Unsurprisingly the review he just handed down entrenched strong funding for the sort of private schools he attended and presided over. A “sector blind” approach basically sneaks in a school voucher system. Commentators on the left are livid and are planning to run a sharp campaign to demand that the government prioritise public schools in the funding model.
No, I’m kidding. This was actually 2010, and Prime Minister Kevin Rudd and his Minister for Education Julia Gillard appointed David Gonski. But the rest of the facts are the same. Oh and except for the howling on the left. Under the cloak of supporting Labor (and not giving ammunition to a strong Abbott opposition) the left was mostly supportive of the Gonski model. Perhaps it’s also just realpolitik – substantial new money in education is a good price for silence on how it should be allocated? It’s hard to figure out how the consensus arose to largely be silent on Gonski’s flaws.
David Gonski seems a good man, and genuinely cares about giving disadvantaged student groups in Australia a fair shot in life, but there are significant right-wing, business, private-schooled values are clear in the model bearing his name.

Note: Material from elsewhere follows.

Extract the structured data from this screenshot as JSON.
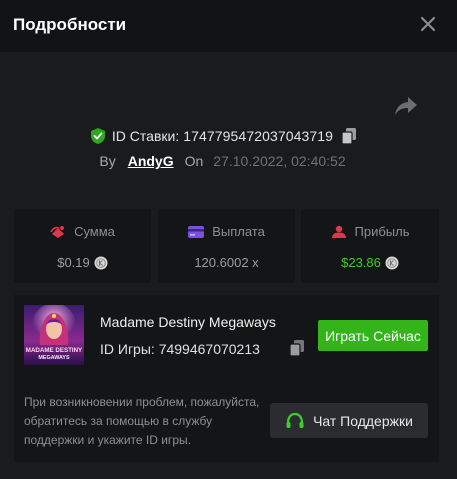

These don’t get enough press, particularly by groups you’d expect would devour anyone proposing any of these things by themselves.
The biggest blow to the predominantly public system that these people talk about wanting is the whole “sector-blind” approach. This is the idea that funding is per-student and gets allocated with minor caveats regardless of the system that the student is in*, effectively following each student. Come on – if this was introduced as a standalone policy anywhere else, we’d call a spade a spade and say it’s basically a school voucher system. Sure private school funding trails off as parent contributions increase, but the real change is that it makes low-fee private schools competitive with their public counterparts. Given the decreased accountability and rules for private schools (in curriculum, industrial relations etc.) this is close to sneaking in a charter school system to Australia through the backdoor. Sure, it is a tapered school vouchers system, and a low fee charter-wannabe would have to get some parent contributions or significant fundraising. The Victorian Government is happy to help out though, with their policy to raise the minimum floor of government contributions from 10% to 25%.
In the biggest change to funding that 5 years later is left to be implemented and will probably stand for over a decade when its (if ever) introduced, it’s just surprising that the progressive voices concede such a huge entrenchment of government funding. A small pip in The Age today reminded me to publish this, is this the start of a conversation in the right direction (if you’re so inclined that way)?